EXERCISE DATA →

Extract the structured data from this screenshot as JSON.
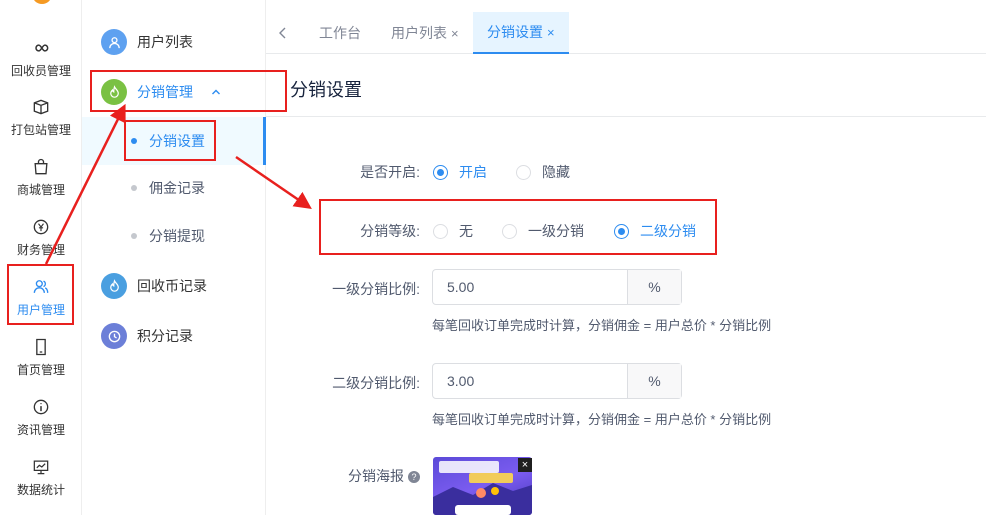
{
  "rail": {
    "items": [
      {
        "label": "回收员管理",
        "icon": "infinity-icon"
      },
      {
        "label": "打包站管理",
        "icon": "box-icon"
      },
      {
        "label": "商城管理",
        "icon": "shopping-bag-icon"
      },
      {
        "label": "财务管理",
        "icon": "yen-icon"
      },
      {
        "label": "用户管理",
        "icon": "users-icon"
      },
      {
        "label": "首页管理",
        "icon": "phone-icon"
      },
      {
        "label": "资讯管理",
        "icon": "info-icon"
      },
      {
        "label": "数据统计",
        "icon": "chart-icon"
      }
    ]
  },
  "submenu": {
    "user_list": "用户列表",
    "distribution_mgmt": "分销管理",
    "distribution_settings": "分销设置",
    "commission_records": "佣金记录",
    "distribution_withdraw": "分销提现",
    "coin_records": "回收币记录",
    "points_records": "积分记录"
  },
  "tabs": {
    "workbench": "工作台",
    "user_list": "用户列表",
    "distribution_settings": "分销设置",
    "close": "×"
  },
  "page": {
    "title": "分销设置",
    "enable_label": "是否开启:",
    "enable_on": "开启",
    "enable_off": "隐藏",
    "level_label": "分销等级:",
    "level_none": "无",
    "level_one": "一级分销",
    "level_two": "二级分销",
    "ratio1_label": "一级分销比例:",
    "ratio1_value": "5.00",
    "ratio2_label": "二级分销比例:",
    "ratio2_value": "3.00",
    "percent": "%",
    "hint": "每笔回收订单完成时计算，分销佣金 = 用户总价 * 分销比例",
    "poster_label": "分销海报",
    "help": "?",
    "poster_close": "×"
  },
  "colors": {
    "accent": "#2d8cf0",
    "annotation": "#e8201e",
    "green": "#7ac143",
    "user_icon_bg": "#5ea1f0",
    "coin_icon_bg": "#4a9fe0",
    "points_icon_bg": "#6c7fd8"
  }
}
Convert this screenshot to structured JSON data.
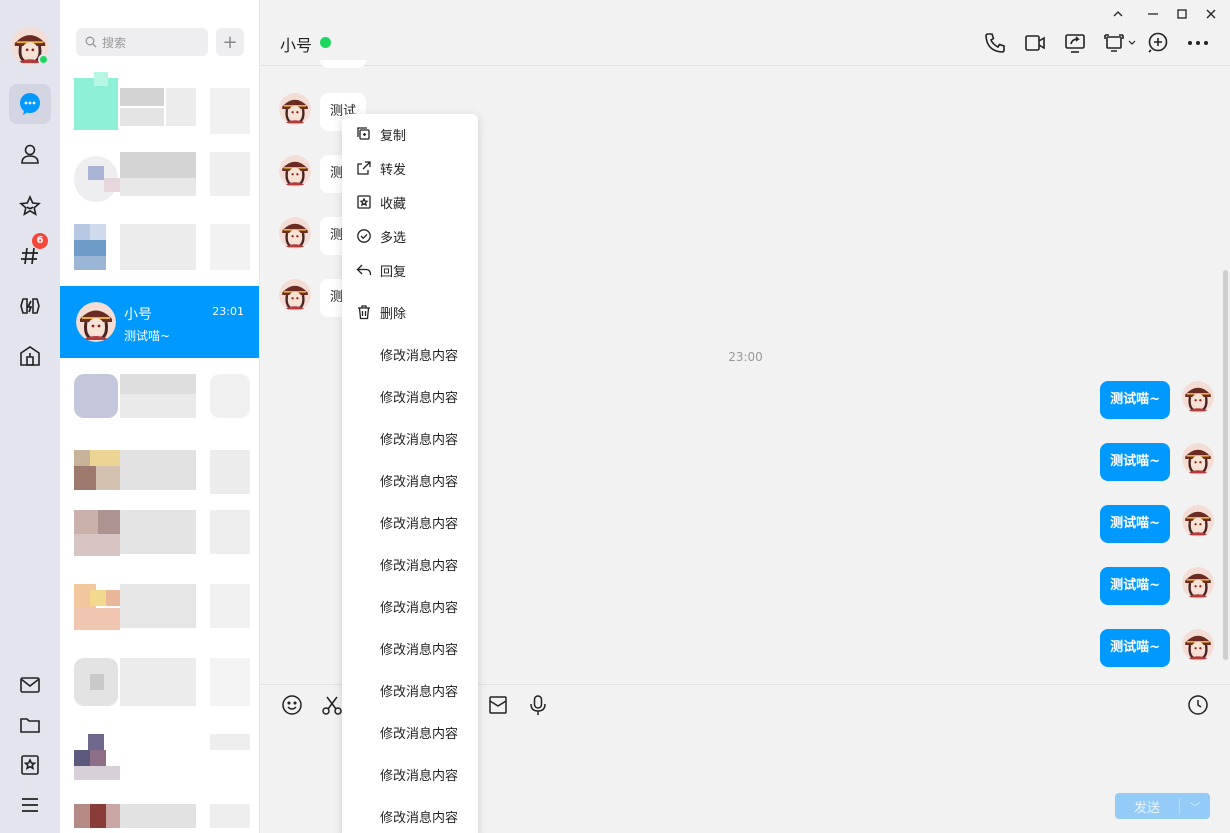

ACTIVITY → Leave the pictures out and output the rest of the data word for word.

COMPLETED TASK →
Extract the structured data from this screenshot as JSON.
{
  "rail": {
    "items": [
      {
        "label": "回收员管理",
        "icon": "infinity-icon"
      },
      {
        "label": "打包站管理",
        "icon": "box-icon"
      },
      {
        "label": "商城管理",
        "icon": "shopping-bag-icon"
      },
      {
        "label": "财务管理",
        "icon": "yen-icon"
      },
      {
        "label": "用户管理",
        "icon": "users-icon"
      },
      {
        "label": "首页管理",
        "icon": "phone-icon"
      },
      {
        "label": "资讯管理",
        "icon": "info-icon"
      },
      {
        "label": "数据统计",
        "icon": "chart-icon"
      }
    ]
  },
  "submenu": {
    "user_list": "用户列表",
    "distribution_mgmt": "分销管理",
    "distribution_settings": "分销设置",
    "commission_records": "佣金记录",
    "distribution_withdraw": "分销提现",
    "coin_records": "回收币记录",
    "points_records": "积分记录"
  },
  "tabs": {
    "workbench": "工作台",
    "user_list": "用户列表",
    "distribution_settings": "分销设置",
    "close": "×"
  },
  "page": {
    "title": "分销设置",
    "enable_label": "是否开启:",
    "enable_on": "开启",
    "enable_off": "隐藏",
    "level_label": "分销等级:",
    "level_none": "无",
    "level_one": "一级分销",
    "level_two": "二级分销",
    "ratio1_label": "一级分销比例:",
    "ratio1_value": "5.00",
    "ratio2_label": "二级分销比例:",
    "ratio2_value": "3.00",
    "percent": "%",
    "hint": "每笔回收订单完成时计算，分销佣金 = 用户总价 * 分销比例",
    "poster_label": "分销海报",
    "help": "?",
    "poster_close": "×"
  },
  "colors": {
    "accent": "#2d8cf0",
    "annotation": "#e8201e",
    "green": "#7ac143",
    "user_icon_bg": "#5ea1f0",
    "coin_icon_bg": "#4a9fe0",
    "points_icon_bg": "#6c7fd8"
  }
}
Convert this screenshot to structured JSON data.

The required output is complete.